- **Work instructions**: Everything in the data must be repeated exactly, apart from the pictures, which are left out.

----

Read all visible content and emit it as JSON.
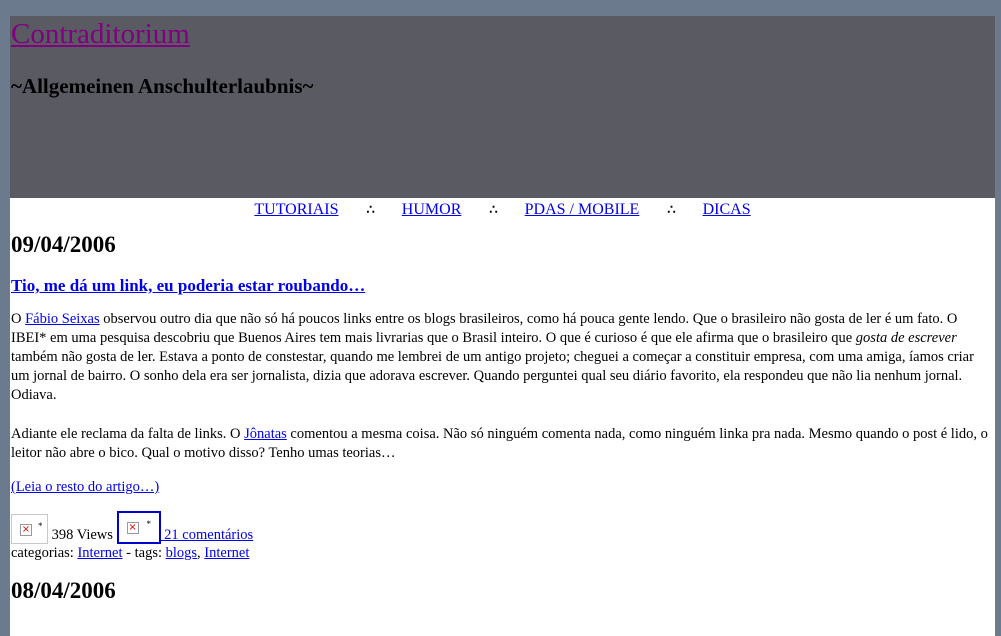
{
  "site": {
    "title": "Contraditorium",
    "tagline": "~Allgemeinen Anschulterlaubnis~"
  },
  "nav": {
    "items": [
      "TUTORIAIS",
      "HUMOR",
      "PDAS / MOBILE",
      "DICAS"
    ],
    "separator": "∴"
  },
  "post": {
    "date": "09/04/2006",
    "title": "Tio, me dá um link, eu poderia estar roubando…",
    "p1_a": "O ",
    "p1_link": "Fábio Seixas",
    "p1_b": " observou outro dia que não só há poucos links entre os blogs brasileiros, como há pouca gente lendo. Que o brasileiro não gosta de ler é um fato. O IBEI* em uma pesquisa descobriu que Buenos Aires tem mais livrarias que o Brasil inteiro. O que é curioso é que ele afirma que o brasileiro que ",
    "p1_em": "gosta de escrever",
    "p1_c": " também não gosta de ler. Estava a ponto de constestar, quando me lembrei de um antigo projeto; cheguei a começar a constituir empresa, com uma amiga, íamos criar um jornal de bairro. O sonho dela era ser jornalista, dizia que adorava escrever. Quando perguntei qual seu diário favorito, ela respondeu que não lia nenhum jornal. Odiava.",
    "p2_a": "Adiante ele reclama da falta de links. O ",
    "p2_link": "Jônatas",
    "p2_b": " comentou a mesma coisa. Não só ninguém comenta nada, como ninguém linka pra nada. Mesmo quando o post é lido, o leitor não abre o bico. Qual o motivo disso? Tenho umas teorias…",
    "read_more": "(Leia o resto do artigo…)",
    "views": "398 Views",
    "comments": " 21 comentários",
    "categories_label": "categorias: ",
    "category": "Internet",
    "tags_label": " - tags: ",
    "tag1": "blogs",
    "tag_sep": ", ",
    "tag2": "Internet"
  },
  "next_date": "08/04/2006",
  "colors": {
    "page_bg": "#6b7a8c",
    "header_bg": "#5a5a62",
    "title": "#800080",
    "link": "#0000ee"
  }
}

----

- **Task solution**:
Read all visible content and emit it as JSON.
{
  "site": {
    "title": "Contraditorium",
    "tagline": "~Allgemeinen Anschulterlaubnis~"
  },
  "nav": {
    "items": [
      "TUTORIAIS",
      "HUMOR",
      "PDAS / MOBILE",
      "DICAS"
    ],
    "separator": "∴"
  },
  "post": {
    "date": "09/04/2006",
    "title": "Tio, me dá um link, eu poderia estar roubando…",
    "p1_a": "O ",
    "p1_link": "Fábio Seixas",
    "p1_b": " observou outro dia que não só há poucos links entre os blogs brasileiros, como há pouca gente lendo. Que o brasileiro não gosta de ler é um fato. O IBEI* em uma pesquisa descobriu que Buenos Aires tem mais livrarias que o Brasil inteiro. O que é curioso é que ele afirma que o brasileiro que ",
    "p1_em": "gosta de escrever",
    "p1_c": " também não gosta de ler. Estava a ponto de constestar, quando me lembrei de um antigo projeto; cheguei a começar a constituir empresa, com uma amiga, íamos criar um jornal de bairro. O sonho dela era ser jornalista, dizia que adorava escrever. Quando perguntei qual seu diário favorito, ela respondeu que não lia nenhum jornal. Odiava.",
    "p2_a": "Adiante ele reclama da falta de links. O ",
    "p2_link": "Jônatas",
    "p2_b": " comentou a mesma coisa. Não só ninguém comenta nada, como ninguém linka pra nada. Mesmo quando o post é lido, o leitor não abre o bico. Qual o motivo disso? Tenho umas teorias…",
    "read_more": "(Leia o resto do artigo…)",
    "views": "398 Views",
    "comments": " 21 comentários",
    "categories_label": "categorias: ",
    "category": "Internet",
    "tags_label": " - tags: ",
    "tag1": "blogs",
    "tag_sep": ", ",
    "tag2": "Internet"
  },
  "next_date": "08/04/2006",
  "colors": {
    "page_bg": "#6b7a8c",
    "header_bg": "#5a5a62",
    "title": "#800080",
    "link": "#0000ee"
  }
}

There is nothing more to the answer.